Can't Get Enough? Drink Up These NC Wine Facts

Our state has such a diverse landscape of grapes and wines. In addition to the actual wineries and vineyards, there are also five distinct, nationally recognized American Viticultural Areas (AVAs) in North Carolina: Yadkin Valley, Swan Creek, Haw River Valley, Upper Hiwassee Highland which we share with northern Georgia and most recently, Appalachian High Country which we share with Tennessee and Virginia. Here’s a run through of North Carolina’s relationship with wine.

  • Biltmore Estate Winery is the most visited estate winery in the U.S. at more than one million visitors.
  • North Carolina currently ranks ninth in grape production and tenth in wine production in the U.S.
  • Duplin Winery is the world’s largest producer of Muscadine wine.
  • North Carolina has the only estate-grown vineyard on a community college campus in the nation at Surry Community College.
  • At the turn of the 20th century, 25 wineries were operating in North Carolina, making it one of the nation’s most productive wine states.

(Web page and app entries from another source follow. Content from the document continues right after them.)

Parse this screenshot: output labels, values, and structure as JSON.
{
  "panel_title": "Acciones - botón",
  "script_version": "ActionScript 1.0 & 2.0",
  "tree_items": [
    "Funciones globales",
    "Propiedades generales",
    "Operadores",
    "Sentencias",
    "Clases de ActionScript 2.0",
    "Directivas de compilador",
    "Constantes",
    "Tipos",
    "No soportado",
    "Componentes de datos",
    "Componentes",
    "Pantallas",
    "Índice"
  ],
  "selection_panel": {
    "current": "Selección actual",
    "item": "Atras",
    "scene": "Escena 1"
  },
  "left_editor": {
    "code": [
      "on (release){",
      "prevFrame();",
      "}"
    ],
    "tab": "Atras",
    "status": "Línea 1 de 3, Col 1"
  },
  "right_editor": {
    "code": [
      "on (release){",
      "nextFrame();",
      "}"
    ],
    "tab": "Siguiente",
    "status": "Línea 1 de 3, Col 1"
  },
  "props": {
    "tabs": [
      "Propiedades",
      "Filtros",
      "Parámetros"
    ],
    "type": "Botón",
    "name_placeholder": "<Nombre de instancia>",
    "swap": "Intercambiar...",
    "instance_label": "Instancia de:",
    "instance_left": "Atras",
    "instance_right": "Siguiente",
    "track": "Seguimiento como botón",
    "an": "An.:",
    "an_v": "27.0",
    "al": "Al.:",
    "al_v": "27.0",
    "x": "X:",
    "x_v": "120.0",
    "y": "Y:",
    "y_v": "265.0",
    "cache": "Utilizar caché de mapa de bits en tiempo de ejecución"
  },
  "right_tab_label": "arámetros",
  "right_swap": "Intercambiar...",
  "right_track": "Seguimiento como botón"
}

In 1919, Prohibition ended that era.
  • The official fruit of North Carolina is the Scuppernong grape.
  • North Carolina’s first commercial winery was founded in 1835.
  • In 1584, the oldest living grapevine in the nation, known as the Mother Vine, was discovered on Roanoke Island.